One of the major issues discussed was whether or not Rapinoe felt it is necessary to be an athlete who “comes out.” On this topic she mentioned, “I think women don’t feel like they need to come out. It’s just so accepted. Their life isn’t affected in any way being a female athlete.”
While this view is widely accepted, her personal opinion is different. “Being out is incredibly important. It just was feeling like, ‘Why am I not?’ This is important to me but it’s important on such a bigger level,” Rapinoe described.

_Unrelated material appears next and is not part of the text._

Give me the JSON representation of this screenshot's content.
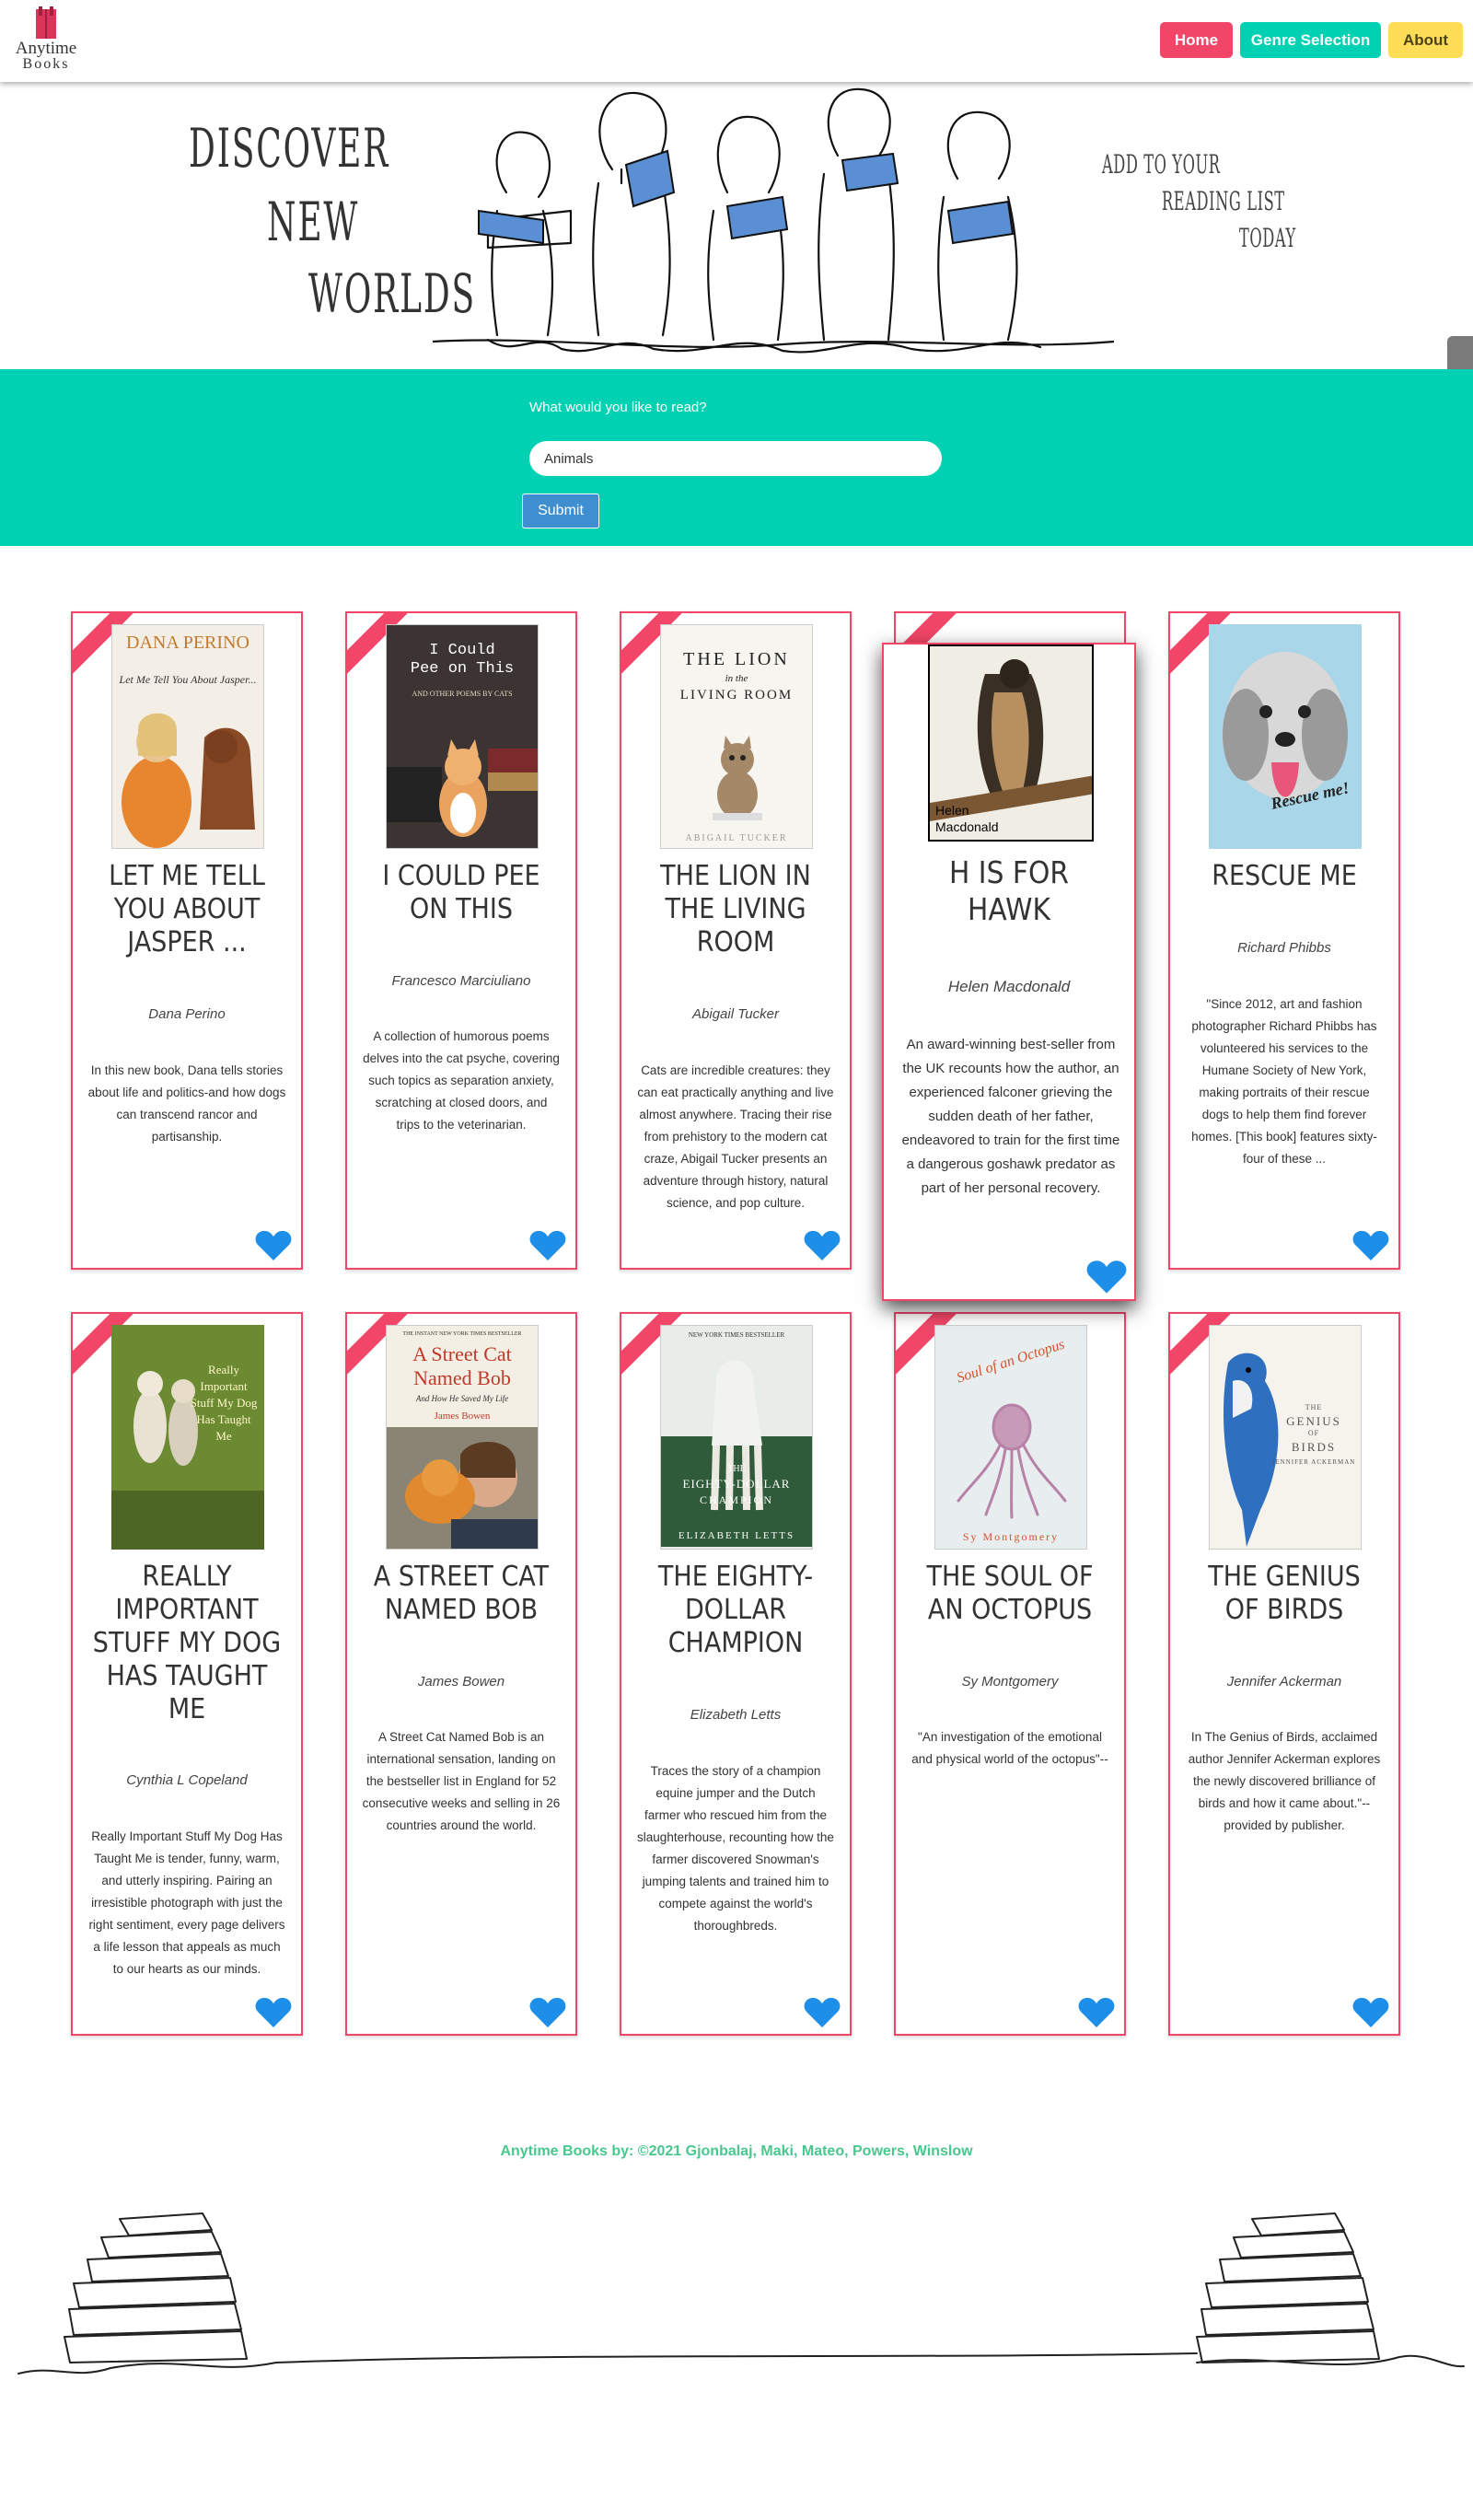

She ended her discussion on the issue with a word of advice to the Athlete Ally community by advising allies to “really think about it. For straight athletes or allies, really take a second to think about it and have empathy and sympathy. You don’t have to be gay to make a difference in the gay community,” explained Rapinoe.

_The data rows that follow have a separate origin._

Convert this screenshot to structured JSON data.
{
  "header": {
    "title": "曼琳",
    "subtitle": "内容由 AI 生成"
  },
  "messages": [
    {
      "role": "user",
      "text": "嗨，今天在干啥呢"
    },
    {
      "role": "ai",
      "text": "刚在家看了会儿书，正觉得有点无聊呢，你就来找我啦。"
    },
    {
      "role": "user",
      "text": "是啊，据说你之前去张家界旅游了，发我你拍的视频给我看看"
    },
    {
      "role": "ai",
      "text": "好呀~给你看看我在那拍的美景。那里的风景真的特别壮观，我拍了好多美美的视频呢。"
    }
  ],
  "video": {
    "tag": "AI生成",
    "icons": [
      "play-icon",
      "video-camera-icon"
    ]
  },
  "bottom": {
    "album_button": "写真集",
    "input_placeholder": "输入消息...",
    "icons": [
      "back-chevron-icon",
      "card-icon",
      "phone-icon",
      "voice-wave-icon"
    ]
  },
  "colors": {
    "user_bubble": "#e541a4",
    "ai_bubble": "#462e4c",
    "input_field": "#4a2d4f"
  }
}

At this point, McKim began shifting the conversation to gender inequality and the impact of the United States Women’s National Team on the controversy. Rapinoe discussed the growth of the game and the lengths the sport will need to go in order to be on a more even playing field with the men. She reflects on what the game was like when she began playing, saying, “I see it just continuing to grow. I’ve been really lucky to be a women’s soccer player in this particular era to see how much it’s grown. When I was first on the team nine years ago, it just was so different. 7,000 people at the games and not as many people watching.” Although it is clear that the game has come a long way, there is still far too much that needs to be changed.
The news has been flooded lately with stories about gender inequality on the athletic front. Most notably, there was the World Cup controversy surrounding why the women were playing on turf as opposed to grass – a problem that would never occur in the men’s game. After this incident, the USWNT cancelled a victory tour match in Hawaii due to inadequate and unsafe field conditions.
To Rapinoe, it all starts with those in charge of making decisions. “For me it really just boils down to people at the top making a choice. They’re making a choice for unequal conditions for men and women. There’s no reason we should be playing on different surfaces, staying in different accommodations, traveling a different way,” argued Rapinoe. “I think a lot more thought needs to be put into those positions at the top. A lot more women need to be put in those positions at the top.” Rapinoe could actually end up being one of those people herself. When asked if she would ever run for a leadership position in FIFA or U.S. Soccer, she responded promptly, “Yeah, I could see that.”
Recently, USWNT star Alex Morgan spoke up on Twitter about unacceptable hotel accommodations in Kansas City provided by U.S. Soccer. The hotel supposedly had bed bugs, and Morgan was less than pleased, as she called out the organization on social media. When Rapinoe was asked whether or not she believes that things like this help the cause, she replied, “I think so…I think you need to do it in a certain way because, otherwise, it’s just a splash, and it’s able to be pushed under the rug. For us, we’ve been speaking as a team, as a whole, to speak to these issues as a collective group consistently.”
Rapinoe also acknowledged the work done by Golden Glove goalkeeper, Hope Solo, to steadily get the word out about inequality. “Hope’s done a brilliant job actually tweeting out the s****y fields we play on all the time, and it’s really great because she’s willing to put her neck out there, and it’s consistent,” Rapinoe elaborated.
FIFA has been under a microscope lately since a scandal involving suspended President Sepp Blatter, and many people believe that it may be the start of drastic changes benefitting women in particular. Rapinoe and the USWNT will continue to be the voices of change in an athletic community where many believe the U.S. is lagging behind.